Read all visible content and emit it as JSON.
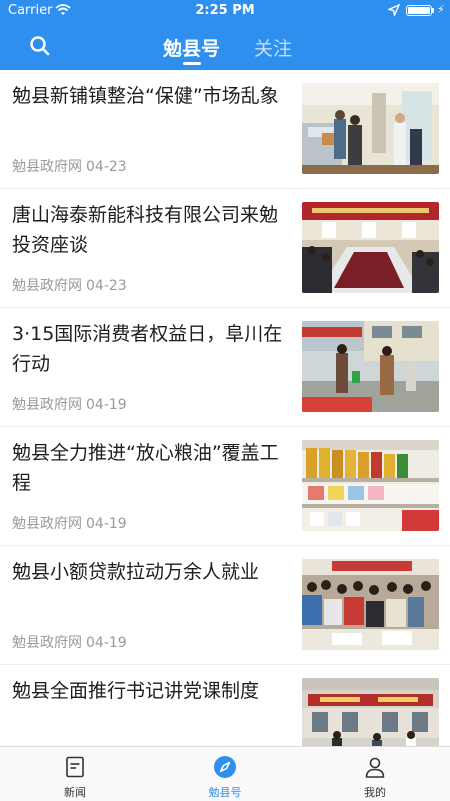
{
  "status_bar": {
    "carrier": "Carrier",
    "time": "2:25 PM",
    "battery_level": 1.0
  },
  "header": {
    "search_icon": "search-icon",
    "tabs": [
      {
        "label": "勉县号",
        "active": true
      },
      {
        "label": "关注",
        "active": false
      }
    ]
  },
  "articles": [
    {
      "title": "勉县新铺镇整治“保健”市场乱象",
      "source": "勉县政府网",
      "date": "04-23"
    },
    {
      "title": "唐山海泰新能科技有限公司来勉投资座谈",
      "source": "勉县政府网",
      "date": "04-23"
    },
    {
      "title": "3·15国际消费者权益日，阜川在行动",
      "source": "勉县政府网",
      "date": "04-19"
    },
    {
      "title": "勉县全力推进“放心粮油”覆盖工程",
      "source": "勉县政府网",
      "date": "04-19"
    },
    {
      "title": "勉县小额贷款拉动万余人就业",
      "source": "勉县政府网",
      "date": "04-19"
    },
    {
      "title": "勉县全面推行书记讲党课制度",
      "source": "",
      "date": ""
    }
  ],
  "bottom_nav": [
    {
      "label": "新闻",
      "icon": "news-icon",
      "active": false
    },
    {
      "label": "勉县号",
      "icon": "compass-icon",
      "active": true
    },
    {
      "label": "我的",
      "icon": "profile-icon",
      "active": false
    }
  ],
  "colors": {
    "primary": "#2f8fef",
    "text": "#1e1e1e",
    "meta": "#9a9a9a"
  }
}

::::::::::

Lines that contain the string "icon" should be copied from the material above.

* Response area *
    "search_icon": "search-icon",
      "icon": "news-icon",
      "icon": "compass-icon",
      "icon": "profile-icon",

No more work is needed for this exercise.